REQUIREMENT: Each line in the entries below that holds the string "INOX" must be copied.

INFORMATION PROVIDED:
►

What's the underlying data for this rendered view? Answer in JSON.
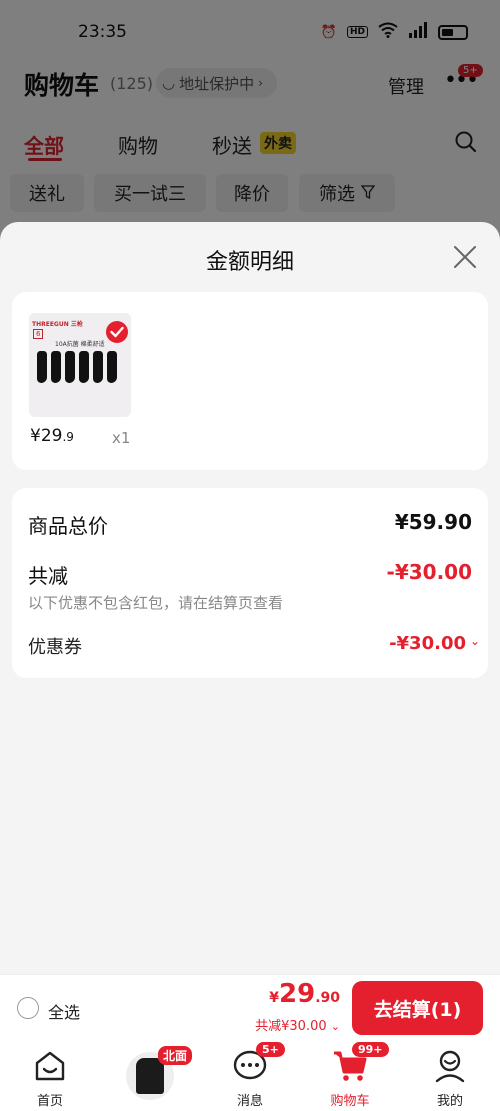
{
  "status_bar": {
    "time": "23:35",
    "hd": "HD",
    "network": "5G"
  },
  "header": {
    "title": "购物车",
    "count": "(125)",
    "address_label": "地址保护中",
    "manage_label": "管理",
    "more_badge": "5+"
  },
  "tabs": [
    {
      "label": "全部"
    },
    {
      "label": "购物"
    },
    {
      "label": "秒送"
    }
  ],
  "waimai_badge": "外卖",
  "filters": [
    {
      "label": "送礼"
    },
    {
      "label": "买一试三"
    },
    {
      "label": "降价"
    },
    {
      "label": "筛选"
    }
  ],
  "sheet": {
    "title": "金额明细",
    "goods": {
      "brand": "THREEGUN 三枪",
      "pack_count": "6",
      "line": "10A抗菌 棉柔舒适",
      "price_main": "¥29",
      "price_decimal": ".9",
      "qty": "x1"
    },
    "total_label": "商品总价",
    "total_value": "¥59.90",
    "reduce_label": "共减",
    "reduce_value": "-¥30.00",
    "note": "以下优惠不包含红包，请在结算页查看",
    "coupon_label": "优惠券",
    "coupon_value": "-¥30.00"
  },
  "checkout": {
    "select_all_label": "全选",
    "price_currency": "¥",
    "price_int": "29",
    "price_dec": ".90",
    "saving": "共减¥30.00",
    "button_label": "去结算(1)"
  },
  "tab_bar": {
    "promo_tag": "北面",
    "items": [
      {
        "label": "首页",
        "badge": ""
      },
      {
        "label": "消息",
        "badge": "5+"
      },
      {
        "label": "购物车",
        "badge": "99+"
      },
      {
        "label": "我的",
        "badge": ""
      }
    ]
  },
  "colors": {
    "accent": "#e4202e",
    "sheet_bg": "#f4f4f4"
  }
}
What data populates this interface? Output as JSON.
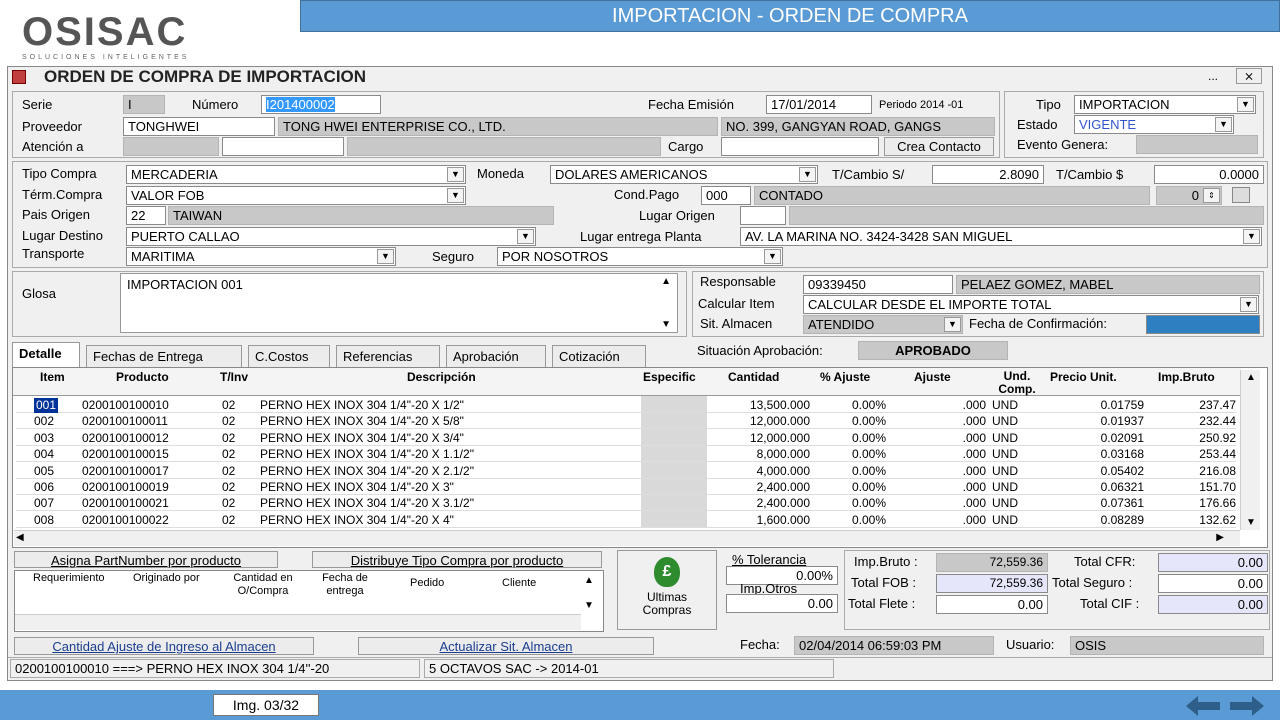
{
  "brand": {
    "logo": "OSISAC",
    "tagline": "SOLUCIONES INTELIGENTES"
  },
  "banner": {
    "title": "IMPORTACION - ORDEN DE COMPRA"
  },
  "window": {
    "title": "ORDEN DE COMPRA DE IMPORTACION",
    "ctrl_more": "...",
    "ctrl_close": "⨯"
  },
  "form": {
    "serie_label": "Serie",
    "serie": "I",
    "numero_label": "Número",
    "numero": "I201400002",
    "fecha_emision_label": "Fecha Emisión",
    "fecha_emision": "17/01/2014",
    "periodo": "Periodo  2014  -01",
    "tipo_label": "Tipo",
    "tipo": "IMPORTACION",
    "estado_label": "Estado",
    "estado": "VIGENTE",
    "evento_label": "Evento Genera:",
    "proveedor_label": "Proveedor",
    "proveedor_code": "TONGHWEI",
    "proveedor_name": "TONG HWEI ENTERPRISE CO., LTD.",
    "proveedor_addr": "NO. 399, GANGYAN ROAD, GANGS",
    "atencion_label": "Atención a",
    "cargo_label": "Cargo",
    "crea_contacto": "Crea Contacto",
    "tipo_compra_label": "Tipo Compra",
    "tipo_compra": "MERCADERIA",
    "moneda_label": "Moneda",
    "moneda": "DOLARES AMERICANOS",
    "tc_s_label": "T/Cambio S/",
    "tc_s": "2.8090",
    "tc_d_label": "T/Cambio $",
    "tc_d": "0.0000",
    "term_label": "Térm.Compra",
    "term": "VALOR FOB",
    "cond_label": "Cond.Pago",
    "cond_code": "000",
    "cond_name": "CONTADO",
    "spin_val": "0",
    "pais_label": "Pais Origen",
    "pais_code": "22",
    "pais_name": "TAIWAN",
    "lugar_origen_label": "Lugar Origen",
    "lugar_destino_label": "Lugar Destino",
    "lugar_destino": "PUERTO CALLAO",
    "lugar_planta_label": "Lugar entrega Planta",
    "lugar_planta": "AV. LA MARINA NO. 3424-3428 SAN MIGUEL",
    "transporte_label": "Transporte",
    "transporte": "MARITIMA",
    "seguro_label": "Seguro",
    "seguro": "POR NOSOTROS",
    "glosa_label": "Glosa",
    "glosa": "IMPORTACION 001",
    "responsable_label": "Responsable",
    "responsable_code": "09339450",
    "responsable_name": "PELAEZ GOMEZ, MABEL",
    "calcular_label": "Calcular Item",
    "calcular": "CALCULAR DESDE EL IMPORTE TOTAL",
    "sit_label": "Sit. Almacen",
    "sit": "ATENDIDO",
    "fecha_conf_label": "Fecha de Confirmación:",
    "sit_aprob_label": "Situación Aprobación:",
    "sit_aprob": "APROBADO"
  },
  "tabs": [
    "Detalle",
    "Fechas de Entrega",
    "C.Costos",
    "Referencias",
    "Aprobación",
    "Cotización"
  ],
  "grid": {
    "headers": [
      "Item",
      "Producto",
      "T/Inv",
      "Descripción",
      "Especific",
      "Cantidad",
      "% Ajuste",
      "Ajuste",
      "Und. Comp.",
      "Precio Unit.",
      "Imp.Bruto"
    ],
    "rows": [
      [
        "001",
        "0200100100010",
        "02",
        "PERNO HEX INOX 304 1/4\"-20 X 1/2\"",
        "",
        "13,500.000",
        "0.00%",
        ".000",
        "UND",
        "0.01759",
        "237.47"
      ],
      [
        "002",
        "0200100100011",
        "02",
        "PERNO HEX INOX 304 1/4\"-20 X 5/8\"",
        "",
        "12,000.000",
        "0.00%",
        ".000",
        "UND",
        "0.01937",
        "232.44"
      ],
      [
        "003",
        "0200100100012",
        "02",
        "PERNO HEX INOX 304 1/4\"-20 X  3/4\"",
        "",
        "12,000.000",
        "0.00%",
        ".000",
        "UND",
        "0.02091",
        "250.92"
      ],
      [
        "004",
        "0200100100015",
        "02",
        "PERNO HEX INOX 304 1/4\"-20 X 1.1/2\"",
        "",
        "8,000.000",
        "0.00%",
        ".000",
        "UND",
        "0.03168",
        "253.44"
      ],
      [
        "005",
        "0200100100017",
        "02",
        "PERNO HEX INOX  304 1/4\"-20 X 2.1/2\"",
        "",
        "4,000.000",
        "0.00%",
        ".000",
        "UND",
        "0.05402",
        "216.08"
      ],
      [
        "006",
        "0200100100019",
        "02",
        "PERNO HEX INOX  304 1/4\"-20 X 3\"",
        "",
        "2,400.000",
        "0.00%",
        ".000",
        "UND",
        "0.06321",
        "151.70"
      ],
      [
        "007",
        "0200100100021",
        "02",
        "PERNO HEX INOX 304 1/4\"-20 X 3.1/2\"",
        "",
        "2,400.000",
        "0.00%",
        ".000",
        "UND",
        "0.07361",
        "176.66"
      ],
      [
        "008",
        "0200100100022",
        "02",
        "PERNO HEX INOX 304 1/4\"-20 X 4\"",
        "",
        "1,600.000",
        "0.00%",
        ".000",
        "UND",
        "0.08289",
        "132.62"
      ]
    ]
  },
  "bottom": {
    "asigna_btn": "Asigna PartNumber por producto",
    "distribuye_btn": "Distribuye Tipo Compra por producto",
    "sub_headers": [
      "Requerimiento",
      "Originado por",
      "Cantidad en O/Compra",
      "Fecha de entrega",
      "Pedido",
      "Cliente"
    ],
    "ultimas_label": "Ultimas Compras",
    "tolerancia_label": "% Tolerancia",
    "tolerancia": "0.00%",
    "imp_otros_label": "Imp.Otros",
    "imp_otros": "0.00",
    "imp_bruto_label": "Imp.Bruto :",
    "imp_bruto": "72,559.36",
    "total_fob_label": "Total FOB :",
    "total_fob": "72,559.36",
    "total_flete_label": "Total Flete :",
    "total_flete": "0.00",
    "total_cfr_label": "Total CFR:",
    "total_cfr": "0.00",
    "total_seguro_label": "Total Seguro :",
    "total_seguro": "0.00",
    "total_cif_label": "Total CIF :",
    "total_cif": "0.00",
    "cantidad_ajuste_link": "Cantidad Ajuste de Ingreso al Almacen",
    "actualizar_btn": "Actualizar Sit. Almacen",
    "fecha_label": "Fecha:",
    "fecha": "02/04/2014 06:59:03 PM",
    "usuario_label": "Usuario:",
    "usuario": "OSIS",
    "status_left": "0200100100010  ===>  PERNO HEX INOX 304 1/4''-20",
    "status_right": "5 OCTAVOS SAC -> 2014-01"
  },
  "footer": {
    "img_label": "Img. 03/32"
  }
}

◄
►

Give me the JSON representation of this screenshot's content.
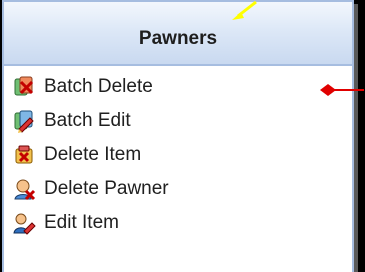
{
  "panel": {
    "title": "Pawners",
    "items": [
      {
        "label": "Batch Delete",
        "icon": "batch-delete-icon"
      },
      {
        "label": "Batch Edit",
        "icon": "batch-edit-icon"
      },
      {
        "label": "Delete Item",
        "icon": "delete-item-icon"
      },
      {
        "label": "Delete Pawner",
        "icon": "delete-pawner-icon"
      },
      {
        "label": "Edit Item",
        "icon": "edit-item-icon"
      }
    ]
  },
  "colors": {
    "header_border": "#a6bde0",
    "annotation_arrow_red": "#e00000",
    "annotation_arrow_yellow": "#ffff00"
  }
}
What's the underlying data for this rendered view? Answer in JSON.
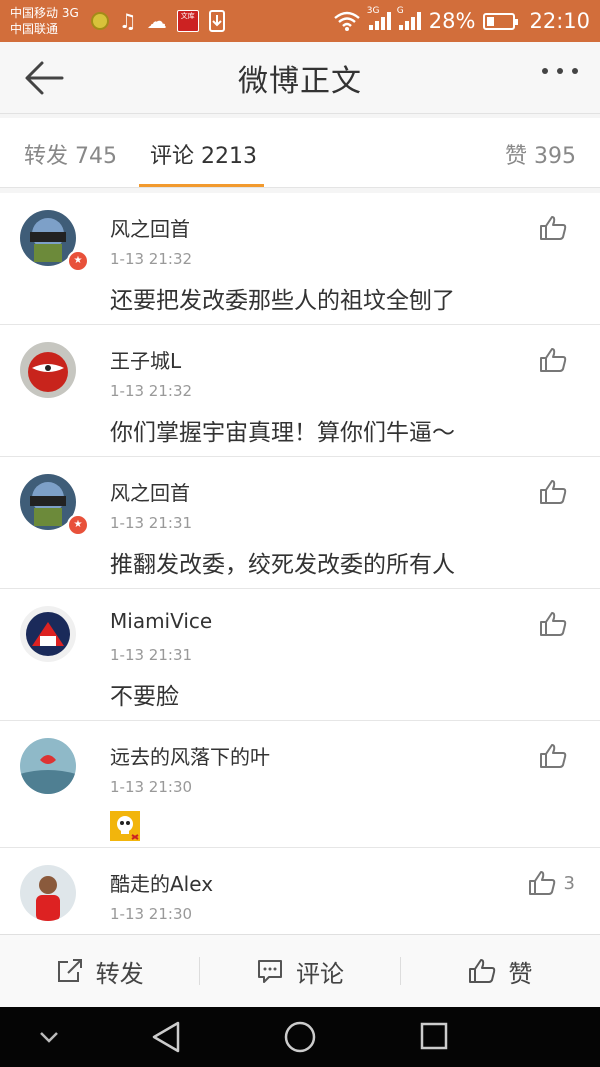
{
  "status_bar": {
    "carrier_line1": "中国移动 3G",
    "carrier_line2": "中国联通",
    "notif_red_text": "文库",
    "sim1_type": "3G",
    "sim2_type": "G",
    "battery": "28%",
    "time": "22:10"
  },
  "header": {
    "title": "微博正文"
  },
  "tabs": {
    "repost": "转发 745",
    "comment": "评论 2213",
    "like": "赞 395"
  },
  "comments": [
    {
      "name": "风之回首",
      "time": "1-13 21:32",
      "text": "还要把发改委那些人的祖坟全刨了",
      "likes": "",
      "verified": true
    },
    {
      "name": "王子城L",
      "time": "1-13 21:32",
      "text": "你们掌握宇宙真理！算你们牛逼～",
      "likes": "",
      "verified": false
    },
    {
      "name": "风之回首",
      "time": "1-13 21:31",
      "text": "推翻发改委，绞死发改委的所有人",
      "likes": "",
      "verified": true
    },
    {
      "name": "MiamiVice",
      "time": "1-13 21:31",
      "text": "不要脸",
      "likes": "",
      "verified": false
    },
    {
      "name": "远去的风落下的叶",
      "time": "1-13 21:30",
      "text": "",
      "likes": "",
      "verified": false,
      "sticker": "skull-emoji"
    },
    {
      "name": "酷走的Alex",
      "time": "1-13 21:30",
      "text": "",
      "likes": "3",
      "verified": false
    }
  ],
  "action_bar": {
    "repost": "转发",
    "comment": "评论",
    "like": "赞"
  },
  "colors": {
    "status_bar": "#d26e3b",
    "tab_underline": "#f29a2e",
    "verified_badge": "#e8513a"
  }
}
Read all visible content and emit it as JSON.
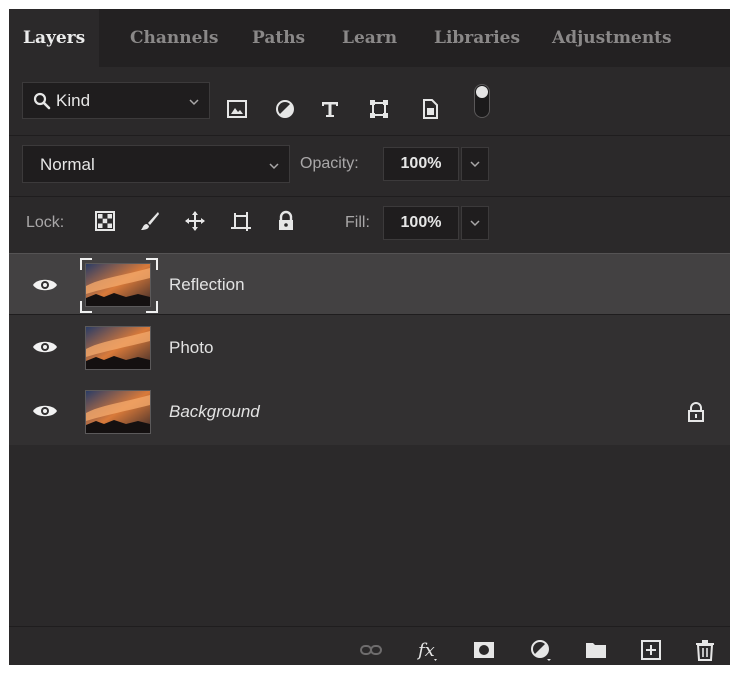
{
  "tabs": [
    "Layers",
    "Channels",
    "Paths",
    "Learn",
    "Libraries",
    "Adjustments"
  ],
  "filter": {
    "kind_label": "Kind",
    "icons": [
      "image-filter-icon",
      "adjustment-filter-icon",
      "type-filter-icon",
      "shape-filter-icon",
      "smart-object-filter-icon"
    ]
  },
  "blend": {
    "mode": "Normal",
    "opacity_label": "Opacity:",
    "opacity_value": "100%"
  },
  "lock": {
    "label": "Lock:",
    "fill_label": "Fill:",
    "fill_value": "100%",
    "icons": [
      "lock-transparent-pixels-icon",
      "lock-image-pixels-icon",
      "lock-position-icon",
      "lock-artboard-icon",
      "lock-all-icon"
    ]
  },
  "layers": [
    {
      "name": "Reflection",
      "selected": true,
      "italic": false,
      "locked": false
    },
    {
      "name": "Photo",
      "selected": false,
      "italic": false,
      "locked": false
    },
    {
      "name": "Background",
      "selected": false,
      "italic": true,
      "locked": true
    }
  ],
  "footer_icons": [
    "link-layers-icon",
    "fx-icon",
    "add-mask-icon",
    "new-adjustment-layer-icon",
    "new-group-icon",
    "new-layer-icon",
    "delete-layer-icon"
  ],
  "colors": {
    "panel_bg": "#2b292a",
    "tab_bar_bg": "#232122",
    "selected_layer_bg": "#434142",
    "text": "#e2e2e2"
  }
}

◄

RESPONSE:
        "PERNO HEX INOX 304 1/4\"-20 X 1/2\"",
        "PERNO HEX INOX 304 1/4\"-20 X 5/8\"",
        "PERNO HEX INOX 304 1/4\"-20 X  3/4\"",
        "PERNO HEX INOX 304 1/4\"-20 X 1.1/2\"",
        "PERNO HEX INOX  304 1/4\"-20 X 2.1/2\"",
        "PERNO HEX INOX  304 1/4\"-20 X 3\"",
        "PERNO HEX INOX 304 1/4\"-20 X 3.1/2\"",
        "PERNO HEX INOX 304 1/4\"-20 X 4\"",
    "status_left": "0200100100010  ===>  PERNO HEX INOX 304 1/4''-20",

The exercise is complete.